Resin is a substance secreted by plants, especially fir trees, but may also be artificially recreated. The synthetic resin suitable for craft projects is known as methyl methacrylate or acrylic resin. Acrylic resin is ideal for encasing photos, shells, plants, dead insects or other colourful small objects. The resin may be cast into moulds and you can continue your craft project by turning the resulted resin into pendants, earrings or rings.
Decide on the items you want to encase in resin. Base your decision on the plasticity, colour and availability of the items you consider. The size of the things you choose should be suitable to fit in a mould. Remove dust and dirt from the things that you seal in resin. Use a mild detergent or a damp cloth to clean the items. Dry the items and cover them in vinyl resin sealer, so that they are protected.
Buy moulds to pour the resin in. Resin can be poured into metallic, plaster, rubber or plastic moulds.
Get pourable resin and prepare it in a plastic recipient following the guidelines on the label. There are various sorts of resin that involve different preparation techniques. Typically, you need to mix the resin with the catalyst, also known as curing agent. Mix well using a stick to obtain a paste. Allow a few air bubbles to exist in the mixture.

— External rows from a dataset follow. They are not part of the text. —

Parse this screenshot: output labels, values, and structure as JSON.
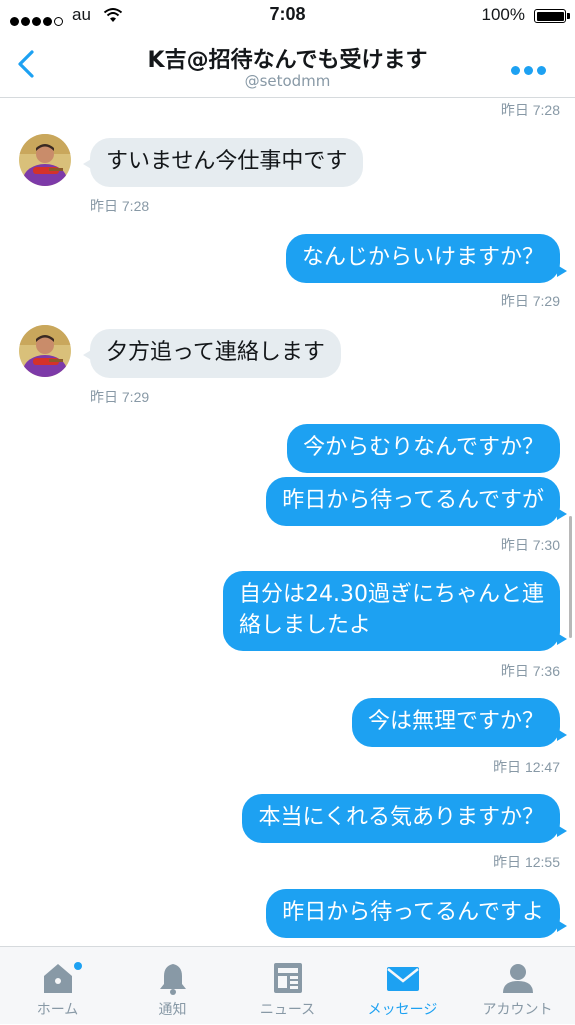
{
  "status_bar": {
    "carrier": "au",
    "time": "7:08",
    "battery": "100%"
  },
  "header": {
    "title": "K吉@招待なんでも受けます",
    "username": "@setodmm"
  },
  "messages": [
    {
      "type": "timestamp",
      "side": "right",
      "time": "昨日 7:28"
    },
    {
      "type": "in",
      "text": "すいません今仕事中です"
    },
    {
      "type": "timestamp",
      "side": "left",
      "time": "昨日 7:28"
    },
    {
      "type": "out",
      "text": "なんじからいけますか？"
    },
    {
      "type": "timestamp",
      "side": "right",
      "time": "昨日 7:29"
    },
    {
      "type": "in",
      "text": "夕方追って連絡します"
    },
    {
      "type": "timestamp",
      "side": "left",
      "time": "昨日 7:29"
    },
    {
      "type": "out",
      "text": "今からむりなんですか？"
    },
    {
      "type": "out",
      "text": "昨日から待ってるんですが"
    },
    {
      "type": "timestamp",
      "side": "right",
      "time": "昨日 7:30"
    },
    {
      "type": "out",
      "text_line1": "自分は24.30過ぎにちゃんと連",
      "text_line2": "絡しましたよ"
    },
    {
      "type": "timestamp",
      "side": "right",
      "time": "昨日 7:36"
    },
    {
      "type": "out",
      "text": "今は無理ですか？"
    },
    {
      "type": "timestamp",
      "side": "right",
      "time": "昨日 12:47"
    },
    {
      "type": "out",
      "text": "本当にくれる気ありますか？"
    },
    {
      "type": "timestamp",
      "side": "right",
      "time": "昨日 12:55"
    },
    {
      "type": "out",
      "text": "昨日から待ってるんですよ"
    }
  ],
  "tabs": [
    {
      "label": "ホーム",
      "icon": "home-icon",
      "active": false,
      "badge": true
    },
    {
      "label": "通知",
      "icon": "bell-icon",
      "active": false
    },
    {
      "label": "ニュース",
      "icon": "news-icon",
      "active": false
    },
    {
      "label": "メッセージ",
      "icon": "envelope-icon",
      "active": true
    },
    {
      "label": "アカウント",
      "icon": "person-icon",
      "active": false
    }
  ],
  "colors": {
    "accent": "#1da1f2",
    "incoming_bubble": "#e6ecf0",
    "muted_text": "#8899a6"
  }
}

Pour resin in the mould until it's approximately half full and leave it to harden for up to 60 minutes or as indicated on the label of the resin.

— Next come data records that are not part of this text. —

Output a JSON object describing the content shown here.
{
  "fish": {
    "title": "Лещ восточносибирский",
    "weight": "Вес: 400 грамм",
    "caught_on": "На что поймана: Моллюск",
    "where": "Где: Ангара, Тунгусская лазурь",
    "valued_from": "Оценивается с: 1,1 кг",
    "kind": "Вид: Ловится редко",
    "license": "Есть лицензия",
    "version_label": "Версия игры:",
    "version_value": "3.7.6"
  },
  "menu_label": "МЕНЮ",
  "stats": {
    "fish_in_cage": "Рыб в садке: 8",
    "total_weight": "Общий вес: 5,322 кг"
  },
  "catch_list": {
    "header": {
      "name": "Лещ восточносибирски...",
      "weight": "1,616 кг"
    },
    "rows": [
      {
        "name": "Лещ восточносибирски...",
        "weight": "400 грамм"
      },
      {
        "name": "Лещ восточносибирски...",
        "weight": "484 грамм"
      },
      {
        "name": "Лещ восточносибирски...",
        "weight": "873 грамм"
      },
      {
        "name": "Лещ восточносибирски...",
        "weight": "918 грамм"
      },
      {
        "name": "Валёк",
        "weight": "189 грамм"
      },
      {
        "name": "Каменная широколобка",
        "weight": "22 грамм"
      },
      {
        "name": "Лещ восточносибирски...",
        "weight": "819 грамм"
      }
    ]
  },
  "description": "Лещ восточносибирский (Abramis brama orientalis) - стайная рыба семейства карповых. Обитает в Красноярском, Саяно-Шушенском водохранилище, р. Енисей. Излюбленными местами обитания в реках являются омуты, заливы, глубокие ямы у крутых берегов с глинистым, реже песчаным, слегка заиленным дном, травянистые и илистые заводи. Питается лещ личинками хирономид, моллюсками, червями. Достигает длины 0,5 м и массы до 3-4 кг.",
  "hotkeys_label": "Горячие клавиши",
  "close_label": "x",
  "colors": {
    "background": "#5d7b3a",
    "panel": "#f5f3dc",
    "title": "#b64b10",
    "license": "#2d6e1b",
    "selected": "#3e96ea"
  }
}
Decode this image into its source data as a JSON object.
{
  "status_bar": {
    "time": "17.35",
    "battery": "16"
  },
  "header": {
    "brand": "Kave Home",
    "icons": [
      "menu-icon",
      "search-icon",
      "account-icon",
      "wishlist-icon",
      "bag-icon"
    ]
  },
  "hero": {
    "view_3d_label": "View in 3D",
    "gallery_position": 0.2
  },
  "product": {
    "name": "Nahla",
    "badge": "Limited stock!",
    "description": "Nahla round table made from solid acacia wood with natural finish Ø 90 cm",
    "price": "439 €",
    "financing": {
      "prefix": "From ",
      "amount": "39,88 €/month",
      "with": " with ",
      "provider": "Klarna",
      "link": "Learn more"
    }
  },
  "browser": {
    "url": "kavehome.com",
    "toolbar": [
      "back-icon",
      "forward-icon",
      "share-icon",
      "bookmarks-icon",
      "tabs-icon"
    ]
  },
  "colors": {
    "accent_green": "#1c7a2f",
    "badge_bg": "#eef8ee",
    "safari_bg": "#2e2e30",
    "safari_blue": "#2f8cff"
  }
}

Insert the item(s) you want to seal in resin.
Prepare resin to fill the rest of the mould. Check the label for instructions on how to mix the second layer of resin. In some cases, the percentage of resin and catalyst needed may slightly differ from the formula used for the first batch. Allow the resin to dry for up to 24 hours.

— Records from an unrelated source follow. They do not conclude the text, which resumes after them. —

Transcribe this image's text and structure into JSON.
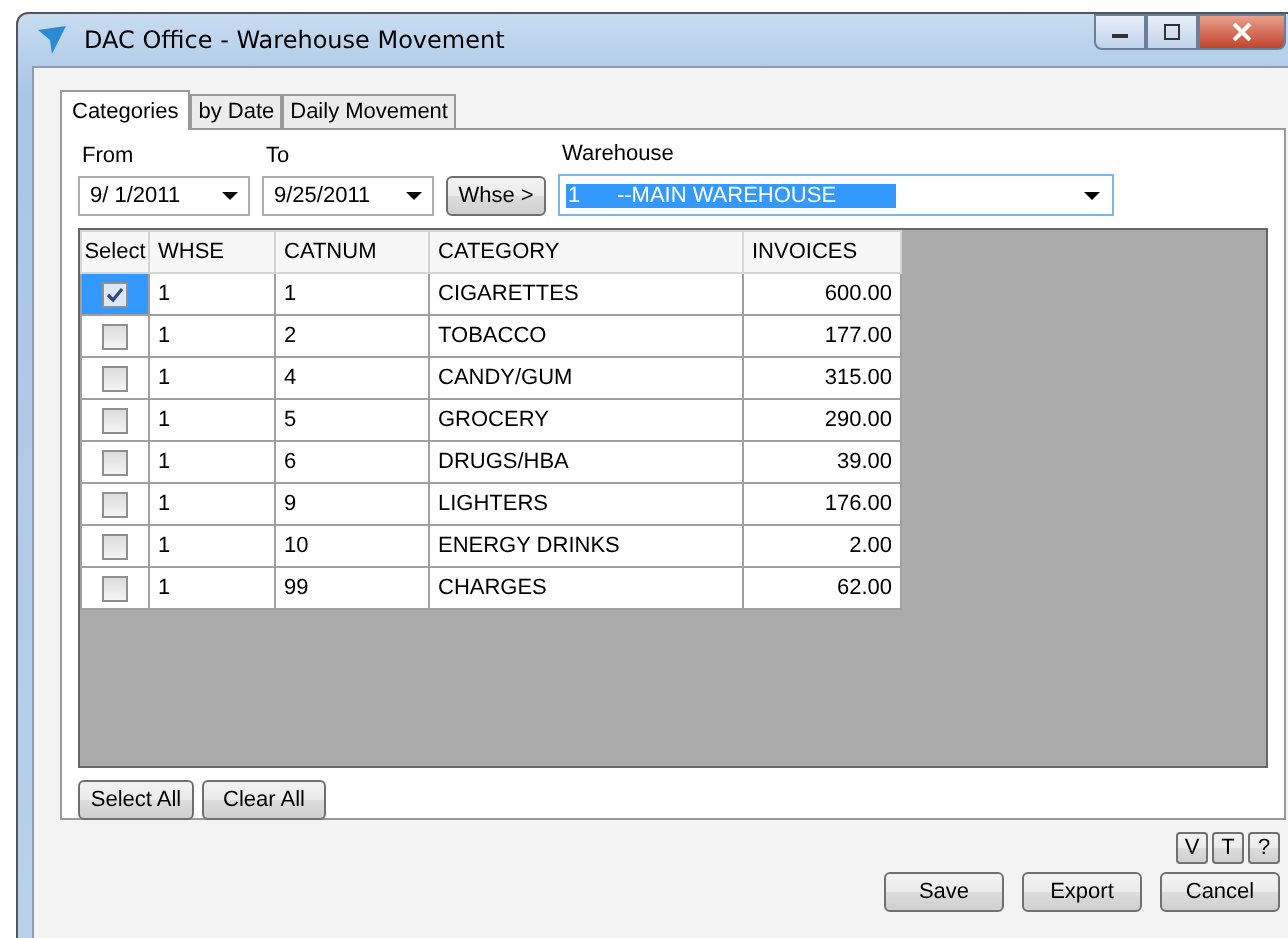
{
  "window": {
    "title": "DAC Office - Warehouse Movement"
  },
  "tabs": [
    {
      "label": "Categories",
      "selected": true
    },
    {
      "label": "by Date",
      "selected": false
    },
    {
      "label": "Daily Movement",
      "selected": false
    }
  ],
  "filters": {
    "from_label": "From",
    "from_value": "9/  1/2011",
    "to_label": "To",
    "to_value": "9/25/2011",
    "whse_button": "Whse >",
    "warehouse_label": "Warehouse",
    "warehouse_value": "1      --MAIN WAREHOUSE"
  },
  "table": {
    "columns": [
      "Select",
      "WHSE",
      "CATNUM",
      "CATEGORY",
      "INVOICES"
    ],
    "rows": [
      {
        "checked": true,
        "selected": true,
        "whse": "1",
        "catnum": "1",
        "category": "CIGARETTES",
        "invoices": "600.00"
      },
      {
        "checked": false,
        "selected": false,
        "whse": "1",
        "catnum": "2",
        "category": "TOBACCO",
        "invoices": "177.00"
      },
      {
        "checked": false,
        "selected": false,
        "whse": "1",
        "catnum": "4",
        "category": "CANDY/GUM",
        "invoices": "315.00"
      },
      {
        "checked": false,
        "selected": false,
        "whse": "1",
        "catnum": "5",
        "category": "GROCERY",
        "invoices": "290.00"
      },
      {
        "checked": false,
        "selected": false,
        "whse": "1",
        "catnum": "6",
        "category": "DRUGS/HBA",
        "invoices": "39.00"
      },
      {
        "checked": false,
        "selected": false,
        "whse": "1",
        "catnum": "9",
        "category": "LIGHTERS",
        "invoices": "176.00"
      },
      {
        "checked": false,
        "selected": false,
        "whse": "1",
        "catnum": "10",
        "category": "ENERGY DRINKS",
        "invoices": "2.00"
      },
      {
        "checked": false,
        "selected": false,
        "whse": "1",
        "catnum": "99",
        "category": "CHARGES",
        "invoices": "62.00"
      }
    ]
  },
  "grid_buttons": [
    "Select All",
    "Clear All"
  ],
  "small_buttons": [
    "V",
    "T",
    "?"
  ],
  "buttons": [
    "Save",
    "Export",
    "Cancel"
  ]
}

Remove the resin from the mould and use fine-grit sandpaper to eliminate any excess material.
Rubber moulds are ideal for working with resin because they're flexible and the resin is easy to remove. Use the bottom of a metallic can as a mould to encase larger objects in resin.
Tips and warnings
- Rubber moulds are ideal for working with resin because they're flexible and the resin is easy to remove.
- Use the bottom of a metallic can as a mould to encase larger objects in resin.